[Stored items]
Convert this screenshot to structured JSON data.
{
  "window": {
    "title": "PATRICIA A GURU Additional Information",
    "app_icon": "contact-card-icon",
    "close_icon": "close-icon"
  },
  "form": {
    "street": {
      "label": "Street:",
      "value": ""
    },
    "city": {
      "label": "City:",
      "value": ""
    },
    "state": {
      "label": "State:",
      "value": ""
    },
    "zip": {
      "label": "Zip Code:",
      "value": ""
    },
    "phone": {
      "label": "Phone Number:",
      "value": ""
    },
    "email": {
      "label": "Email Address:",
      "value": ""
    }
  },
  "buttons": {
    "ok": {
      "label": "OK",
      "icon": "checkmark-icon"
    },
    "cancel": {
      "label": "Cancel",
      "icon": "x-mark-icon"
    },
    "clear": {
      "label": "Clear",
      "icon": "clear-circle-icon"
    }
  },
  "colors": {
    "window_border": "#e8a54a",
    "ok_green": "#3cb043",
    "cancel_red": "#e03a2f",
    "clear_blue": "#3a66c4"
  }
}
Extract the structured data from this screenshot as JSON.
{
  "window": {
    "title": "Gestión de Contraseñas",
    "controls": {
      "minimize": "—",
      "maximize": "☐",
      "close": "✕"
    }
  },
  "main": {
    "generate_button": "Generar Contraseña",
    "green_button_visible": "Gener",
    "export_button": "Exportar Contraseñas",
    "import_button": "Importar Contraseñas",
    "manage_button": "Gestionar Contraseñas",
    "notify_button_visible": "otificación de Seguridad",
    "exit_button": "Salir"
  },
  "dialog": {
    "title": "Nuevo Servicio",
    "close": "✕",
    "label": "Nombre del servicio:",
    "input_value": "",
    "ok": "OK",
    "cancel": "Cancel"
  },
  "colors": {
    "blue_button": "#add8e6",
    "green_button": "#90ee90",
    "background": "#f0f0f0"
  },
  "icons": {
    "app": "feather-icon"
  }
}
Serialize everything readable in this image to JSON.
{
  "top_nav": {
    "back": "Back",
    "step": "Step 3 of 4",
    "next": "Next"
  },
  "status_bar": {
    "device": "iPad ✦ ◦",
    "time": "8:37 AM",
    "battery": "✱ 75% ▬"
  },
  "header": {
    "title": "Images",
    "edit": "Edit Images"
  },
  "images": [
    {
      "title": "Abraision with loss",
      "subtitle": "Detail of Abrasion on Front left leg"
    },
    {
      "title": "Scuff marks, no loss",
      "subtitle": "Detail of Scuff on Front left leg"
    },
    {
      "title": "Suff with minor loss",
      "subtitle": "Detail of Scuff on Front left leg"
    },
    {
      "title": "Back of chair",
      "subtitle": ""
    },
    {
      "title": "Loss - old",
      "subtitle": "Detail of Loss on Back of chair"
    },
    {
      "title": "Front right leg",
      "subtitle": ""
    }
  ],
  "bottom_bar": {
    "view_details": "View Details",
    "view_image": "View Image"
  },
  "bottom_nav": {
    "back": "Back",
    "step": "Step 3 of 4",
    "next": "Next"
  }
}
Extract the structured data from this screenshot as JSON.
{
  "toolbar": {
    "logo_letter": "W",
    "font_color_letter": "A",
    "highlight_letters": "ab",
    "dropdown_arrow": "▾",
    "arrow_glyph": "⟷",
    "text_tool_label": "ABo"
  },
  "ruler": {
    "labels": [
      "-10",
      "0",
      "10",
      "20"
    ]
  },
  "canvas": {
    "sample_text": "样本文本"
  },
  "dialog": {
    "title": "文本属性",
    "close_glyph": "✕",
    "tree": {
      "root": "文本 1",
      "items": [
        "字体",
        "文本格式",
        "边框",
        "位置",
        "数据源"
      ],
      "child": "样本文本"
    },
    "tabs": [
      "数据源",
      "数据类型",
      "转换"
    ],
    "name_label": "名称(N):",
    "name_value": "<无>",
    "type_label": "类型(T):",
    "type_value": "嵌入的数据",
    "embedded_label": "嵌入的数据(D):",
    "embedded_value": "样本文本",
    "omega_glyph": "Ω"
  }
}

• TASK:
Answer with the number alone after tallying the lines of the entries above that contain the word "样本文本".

• RESPONSE AREA:
3